*ACTIVITY:* Scan the listing below for "Edit", then report every line that has it.
++++
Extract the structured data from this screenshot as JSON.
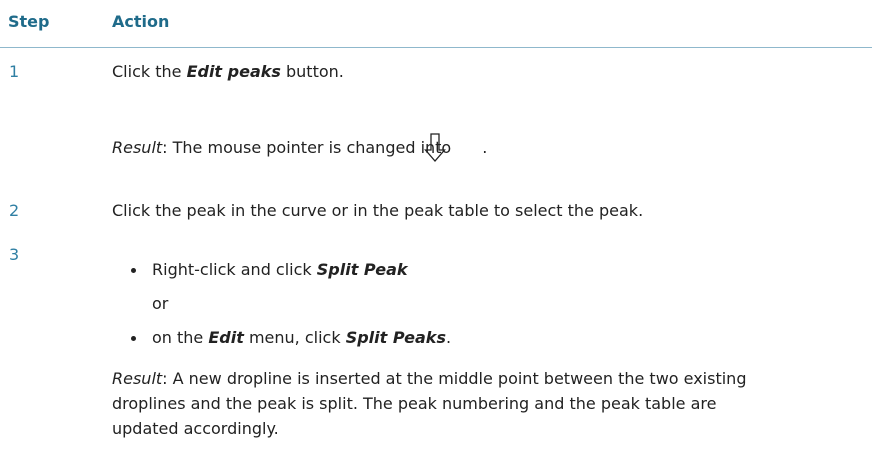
{
  "header": {
    "step": "Step",
    "action": "Action"
  },
  "rows": [
    {
      "step": "1",
      "action_pre": "Click the ",
      "action_bold": "Edit peaks",
      "action_post": " button.",
      "result_label": "Result",
      "result_text": ": The mouse pointer is changed into ",
      "result_end": ".",
      "pointer_icon": "down-arrow-pointer-icon"
    },
    {
      "step": "2",
      "action": "Click the peak in the curve or in the peak table to select the peak."
    },
    {
      "step": "3",
      "bullet1_pre": "Right-click and click ",
      "bullet1_bold": "Split Peak",
      "or": "or",
      "bullet2_pre": "on the ",
      "bullet2_bold1": "Edit",
      "bullet2_mid": " menu, click ",
      "bullet2_bold2": "Split Peaks",
      "bullet2_end": ".",
      "result_label": "Result",
      "result_lines": [
        ": A new dropline is inserted at the middle point between the two existing",
        "droplines and the peak is split. The peak numbering and the peak table are",
        "updated accordingly."
      ]
    }
  ]
}
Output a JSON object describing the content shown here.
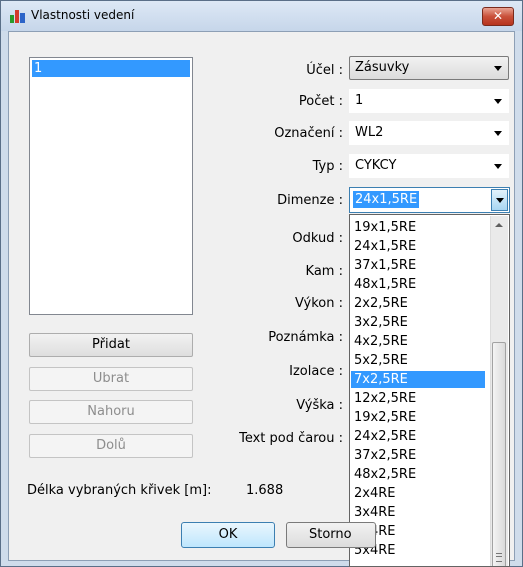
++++
*EXERCISE ANSWER:*
      "action_bold": "Edit peaks",
      "bullet2_bold1": "Edit",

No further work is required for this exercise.